→ RECORDS SHOWN
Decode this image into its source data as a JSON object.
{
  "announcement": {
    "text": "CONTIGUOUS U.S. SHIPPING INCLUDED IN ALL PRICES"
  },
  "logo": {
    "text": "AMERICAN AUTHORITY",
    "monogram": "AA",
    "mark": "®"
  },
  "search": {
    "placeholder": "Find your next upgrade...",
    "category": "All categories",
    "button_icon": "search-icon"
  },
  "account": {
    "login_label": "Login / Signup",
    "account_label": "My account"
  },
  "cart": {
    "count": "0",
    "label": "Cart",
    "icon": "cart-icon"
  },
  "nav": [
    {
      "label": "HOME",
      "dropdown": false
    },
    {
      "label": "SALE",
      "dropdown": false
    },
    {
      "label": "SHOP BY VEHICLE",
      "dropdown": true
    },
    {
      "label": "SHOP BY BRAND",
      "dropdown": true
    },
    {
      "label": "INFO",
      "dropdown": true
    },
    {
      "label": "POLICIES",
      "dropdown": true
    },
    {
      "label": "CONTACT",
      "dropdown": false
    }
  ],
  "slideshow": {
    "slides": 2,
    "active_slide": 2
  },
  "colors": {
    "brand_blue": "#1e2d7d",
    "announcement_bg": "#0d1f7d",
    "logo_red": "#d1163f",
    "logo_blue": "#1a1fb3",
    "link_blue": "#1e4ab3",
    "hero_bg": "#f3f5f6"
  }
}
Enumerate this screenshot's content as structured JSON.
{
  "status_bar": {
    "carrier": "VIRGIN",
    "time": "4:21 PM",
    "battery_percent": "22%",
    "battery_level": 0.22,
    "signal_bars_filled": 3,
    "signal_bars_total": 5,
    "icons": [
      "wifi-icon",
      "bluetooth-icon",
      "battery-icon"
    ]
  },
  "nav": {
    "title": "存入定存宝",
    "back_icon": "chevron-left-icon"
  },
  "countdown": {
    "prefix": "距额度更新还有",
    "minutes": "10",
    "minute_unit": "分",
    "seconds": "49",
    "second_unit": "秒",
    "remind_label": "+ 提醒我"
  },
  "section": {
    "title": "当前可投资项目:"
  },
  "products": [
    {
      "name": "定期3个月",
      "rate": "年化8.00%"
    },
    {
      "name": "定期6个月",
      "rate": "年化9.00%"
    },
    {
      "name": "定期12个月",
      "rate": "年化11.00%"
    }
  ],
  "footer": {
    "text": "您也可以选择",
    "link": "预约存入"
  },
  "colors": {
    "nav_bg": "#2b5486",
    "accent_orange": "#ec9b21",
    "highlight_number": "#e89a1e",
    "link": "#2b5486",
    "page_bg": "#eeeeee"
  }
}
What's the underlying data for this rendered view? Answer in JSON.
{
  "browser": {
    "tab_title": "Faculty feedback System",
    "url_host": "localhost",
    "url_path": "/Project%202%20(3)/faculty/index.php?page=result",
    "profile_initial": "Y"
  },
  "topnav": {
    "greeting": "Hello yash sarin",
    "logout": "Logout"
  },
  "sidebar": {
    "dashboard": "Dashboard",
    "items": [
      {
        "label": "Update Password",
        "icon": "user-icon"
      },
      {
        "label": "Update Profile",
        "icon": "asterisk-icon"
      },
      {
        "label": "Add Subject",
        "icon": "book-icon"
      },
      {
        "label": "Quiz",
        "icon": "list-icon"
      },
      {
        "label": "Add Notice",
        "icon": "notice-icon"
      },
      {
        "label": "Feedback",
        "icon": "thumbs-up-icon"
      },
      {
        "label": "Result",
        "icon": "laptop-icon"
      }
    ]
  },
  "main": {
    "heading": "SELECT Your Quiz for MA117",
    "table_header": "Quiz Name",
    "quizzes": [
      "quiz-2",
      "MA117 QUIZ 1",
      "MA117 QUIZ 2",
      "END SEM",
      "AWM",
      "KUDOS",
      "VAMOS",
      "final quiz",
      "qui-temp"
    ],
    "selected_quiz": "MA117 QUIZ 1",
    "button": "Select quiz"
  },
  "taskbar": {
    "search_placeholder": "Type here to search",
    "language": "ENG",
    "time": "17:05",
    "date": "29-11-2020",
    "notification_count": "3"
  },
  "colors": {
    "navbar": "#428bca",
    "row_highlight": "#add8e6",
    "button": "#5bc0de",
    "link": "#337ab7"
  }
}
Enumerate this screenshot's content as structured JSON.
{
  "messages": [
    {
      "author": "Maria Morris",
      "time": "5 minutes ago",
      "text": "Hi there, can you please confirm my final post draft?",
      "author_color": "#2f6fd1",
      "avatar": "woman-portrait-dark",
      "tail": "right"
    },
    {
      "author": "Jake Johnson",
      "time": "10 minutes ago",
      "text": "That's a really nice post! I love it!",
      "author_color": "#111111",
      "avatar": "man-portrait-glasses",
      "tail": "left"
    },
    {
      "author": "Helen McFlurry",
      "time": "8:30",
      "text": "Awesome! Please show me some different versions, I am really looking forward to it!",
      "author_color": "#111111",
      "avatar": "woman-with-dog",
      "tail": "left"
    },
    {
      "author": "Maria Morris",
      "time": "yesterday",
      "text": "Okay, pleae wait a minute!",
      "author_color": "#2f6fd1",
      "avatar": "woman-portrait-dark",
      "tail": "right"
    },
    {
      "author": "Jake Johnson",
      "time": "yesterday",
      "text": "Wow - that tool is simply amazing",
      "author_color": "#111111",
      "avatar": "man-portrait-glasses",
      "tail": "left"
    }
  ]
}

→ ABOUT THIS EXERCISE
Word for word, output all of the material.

→ FINAL ANSWER
Decode this image into its source data as a JSON object.
{
  "announcement": {
    "text": "CONTIGUOUS U.S. SHIPPING INCLUDED IN ALL PRICES"
  },
  "logo": {
    "text": "AMERICAN AUTHORITY",
    "monogram": "AA",
    "mark": "®"
  },
  "search": {
    "placeholder": "Find your next upgrade...",
    "category": "All categories",
    "button_icon": "search-icon"
  },
  "account": {
    "login_label": "Login / Signup",
    "account_label": "My account"
  },
  "cart": {
    "count": "0",
    "label": "Cart",
    "icon": "cart-icon"
  },
  "nav": [
    {
      "label": "HOME",
      "dropdown": false
    },
    {
      "label": "SALE",
      "dropdown": false
    },
    {
      "label": "SHOP BY VEHICLE",
      "dropdown": true
    },
    {
      "label": "SHOP BY BRAND",
      "dropdown": true
    },
    {
      "label": "INFO",
      "dropdown": true
    },
    {
      "label": "POLICIES",
      "dropdown": true
    },
    {
      "label": "CONTACT",
      "dropdown": false
    }
  ],
  "slideshow": {
    "slides": 2,
    "active_slide": 2
  },
  "colors": {
    "brand_blue": "#1e2d7d",
    "announcement_bg": "#0d1f7d",
    "logo_red": "#d1163f",
    "logo_blue": "#1a1fb3",
    "link_blue": "#1e4ab3",
    "hero_bg": "#f3f5f6"
  }
}
Enumerate this screenshot's content as structured JSON.
{
  "status_bar": {
    "carrier": "VIRGIN",
    "time": "4:21 PM",
    "battery_percent": "22%",
    "battery_level": 0.22,
    "signal_bars_filled": 3,
    "signal_bars_total": 5,
    "icons": [
      "wifi-icon",
      "bluetooth-icon",
      "battery-icon"
    ]
  },
  "nav": {
    "title": "存入定存宝",
    "back_icon": "chevron-left-icon"
  },
  "countdown": {
    "prefix": "距额度更新还有",
    "minutes": "10",
    "minute_unit": "分",
    "seconds": "49",
    "second_unit": "秒",
    "remind_label": "+ 提醒我"
  },
  "section": {
    "title": "当前可投资项目:"
  },
  "products": [
    {
      "name": "定期3个月",
      "rate": "年化8.00%"
    },
    {
      "name": "定期6个月",
      "rate": "年化9.00%"
    },
    {
      "name": "定期12个月",
      "rate": "年化11.00%"
    }
  ],
  "footer": {
    "text": "您也可以选择",
    "link": "预约存入"
  },
  "colors": {
    "nav_bg": "#2b5486",
    "accent_orange": "#ec9b21",
    "highlight_number": "#e89a1e",
    "link": "#2b5486",
    "page_bg": "#eeeeee"
  }
}
What's the underlying data for this rendered view? Answer in JSON.
{
  "browser": {
    "tab_title": "Faculty feedback System",
    "url_host": "localhost",
    "url_path": "/Project%202%20(3)/faculty/index.php?page=result",
    "profile_initial": "Y"
  },
  "topnav": {
    "greeting": "Hello yash sarin",
    "logout": "Logout"
  },
  "sidebar": {
    "dashboard": "Dashboard",
    "items": [
      {
        "label": "Update Password",
        "icon": "user-icon"
      },
      {
        "label": "Update Profile",
        "icon": "asterisk-icon"
      },
      {
        "label": "Add Subject",
        "icon": "book-icon"
      },
      {
        "label": "Quiz",
        "icon": "list-icon"
      },
      {
        "label": "Add Notice",
        "icon": "notice-icon"
      },
      {
        "label": "Feedback",
        "icon": "thumbs-up-icon"
      },
      {
        "label": "Result",
        "icon": "laptop-icon"
      }
    ]
  },
  "main": {
    "heading": "SELECT Your Quiz for MA117",
    "table_header": "Quiz Name",
    "quizzes": [
      "quiz-2",
      "MA117 QUIZ 1",
      "MA117 QUIZ 2",
      "END SEM",
      "AWM",
      "KUDOS",
      "VAMOS",
      "final quiz",
      "qui-temp"
    ],
    "selected_quiz": "MA117 QUIZ 1",
    "button": "Select quiz"
  },
  "taskbar": {
    "search_placeholder": "Type here to search",
    "language": "ENG",
    "time": "17:05",
    "date": "29-11-2020",
    "notification_count": "3"
  },
  "colors": {
    "navbar": "#428bca",
    "row_highlight": "#add8e6",
    "button": "#5bc0de",
    "link": "#337ab7"
  }
}
Enumerate this screenshot's content as structured JSON.
{
  "messages": [
    {
      "author": "Maria Morris",
      "time": "5 minutes ago",
      "text": "Hi there, can you please confirm my final post draft?",
      "author_color": "#2f6fd1",
      "avatar": "woman-portrait-dark",
      "tail": "right"
    },
    {
      "author": "Jake Johnson",
      "time": "10 minutes ago",
      "text": "That's a really nice post! I love it!",
      "author_color": "#111111",
      "avatar": "man-portrait-glasses",
      "tail": "left"
    },
    {
      "author": "Helen McFlurry",
      "time": "8:30",
      "text": "Awesome! Please show me some different versions, I am really looking forward to it!",
      "author_color": "#111111",
      "avatar": "woman-with-dog",
      "tail": "left"
    },
    {
      "author": "Maria Morris",
      "time": "yesterday",
      "text": "Okay, pleae wait a minute!",
      "author_color": "#2f6fd1",
      "avatar": "woman-portrait-dark",
      "tail": "right"
    },
    {
      "author": "Jake Johnson",
      "time": "yesterday",
      "text": "Wow - that tool is simply amazing",
      "author_color": "#111111",
      "avatar": "man-portrait-glasses",
      "tail": "left"
    }
  ]
}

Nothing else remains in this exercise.